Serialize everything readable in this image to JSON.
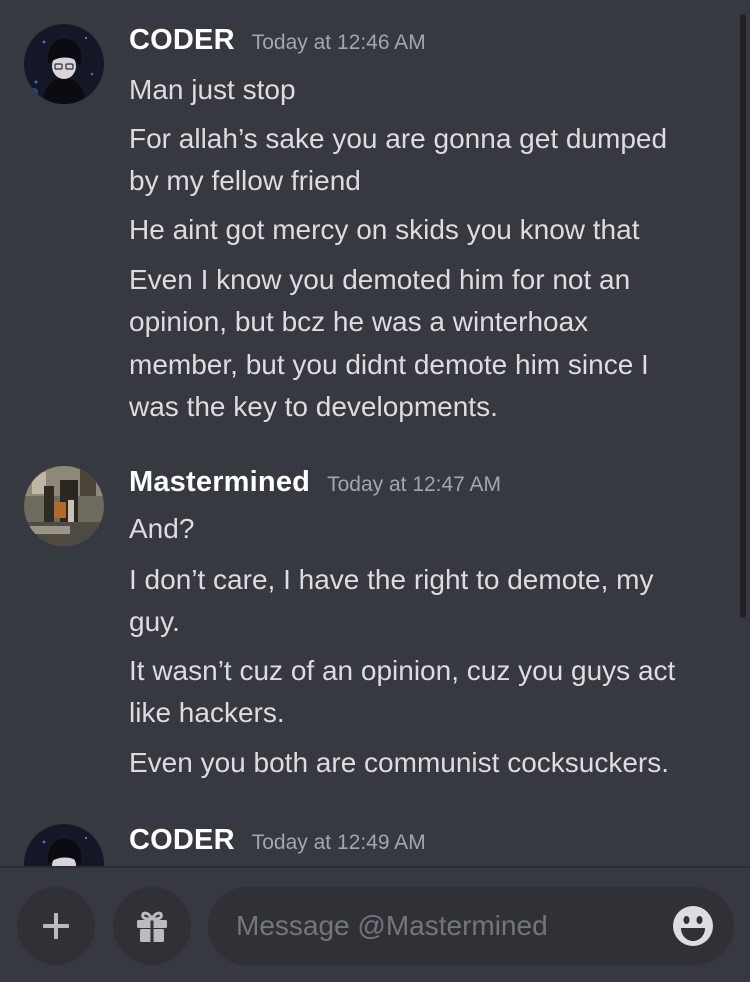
{
  "messages": [
    {
      "author": "CODER",
      "timestamp": "Today at 12:46 AM",
      "avatar_icon": "anime-character-avatar",
      "lines": [
        "Man just stop",
        "For allah’s sake you are gonna get dumped",
        "by my fellow friend",
        "He aint got mercy on skids you know that",
        "Even I know you demoted him for not an",
        "opinion, but bcz he was a winterhoax",
        "member, but you didnt demote him since I",
        "was the key to developments."
      ]
    },
    {
      "author": "Mastermined",
      "timestamp": "Today at 12:47 AM",
      "avatar_icon": "room-photo-avatar",
      "lines": [
        "And?",
        "I don’t care, I have the right to demote, my",
        "guy.",
        "It wasn’t cuz of an opinion, cuz you guys act",
        "like hackers.",
        "Even you both are communist cocksuckers."
      ]
    },
    {
      "author": "CODER",
      "timestamp": "Today at 12:49 AM",
      "avatar_icon": "anime-character-avatar",
      "lines": []
    }
  ],
  "composer": {
    "placeholder": "Message @Mastermined",
    "add_icon": "plus-icon",
    "gift_icon": "gift-icon",
    "emoji_icon": "emoji-icon"
  },
  "colors": {
    "background": "#36393f",
    "input_background": "#2f3136",
    "author": "#ffffff",
    "text": "#dcddde",
    "timestamp": "#a3a6aa",
    "placeholder": "#72767d"
  }
}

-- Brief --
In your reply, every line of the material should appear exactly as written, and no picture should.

-- Answer for the task --
Serialize everything readable in this image to JSON.
{
  "messages": [
    {
      "author": "CODER",
      "timestamp": "Today at 12:46 AM",
      "avatar_icon": "anime-character-avatar",
      "lines": [
        "Man just stop",
        "For allah’s sake you are gonna get dumped",
        "by my fellow friend",
        "He aint got mercy on skids you know that",
        "Even I know you demoted him for not an",
        "opinion, but bcz he was a winterhoax",
        "member, but you didnt demote him since I",
        "was the key to developments."
      ]
    },
    {
      "author": "Mastermined",
      "timestamp": "Today at 12:47 AM",
      "avatar_icon": "room-photo-avatar",
      "lines": [
        "And?",
        "I don’t care, I have the right to demote, my",
        "guy.",
        "It wasn’t cuz of an opinion, cuz you guys act",
        "like hackers.",
        "Even you both are communist cocksuckers."
      ]
    },
    {
      "author": "CODER",
      "timestamp": "Today at 12:49 AM",
      "avatar_icon": "anime-character-avatar",
      "lines": []
    }
  ],
  "composer": {
    "placeholder": "Message @Mastermined",
    "add_icon": "plus-icon",
    "gift_icon": "gift-icon",
    "emoji_icon": "emoji-icon"
  },
  "colors": {
    "background": "#36393f",
    "input_background": "#2f3136",
    "author": "#ffffff",
    "text": "#dcddde",
    "timestamp": "#a3a6aa",
    "placeholder": "#72767d"
  }
}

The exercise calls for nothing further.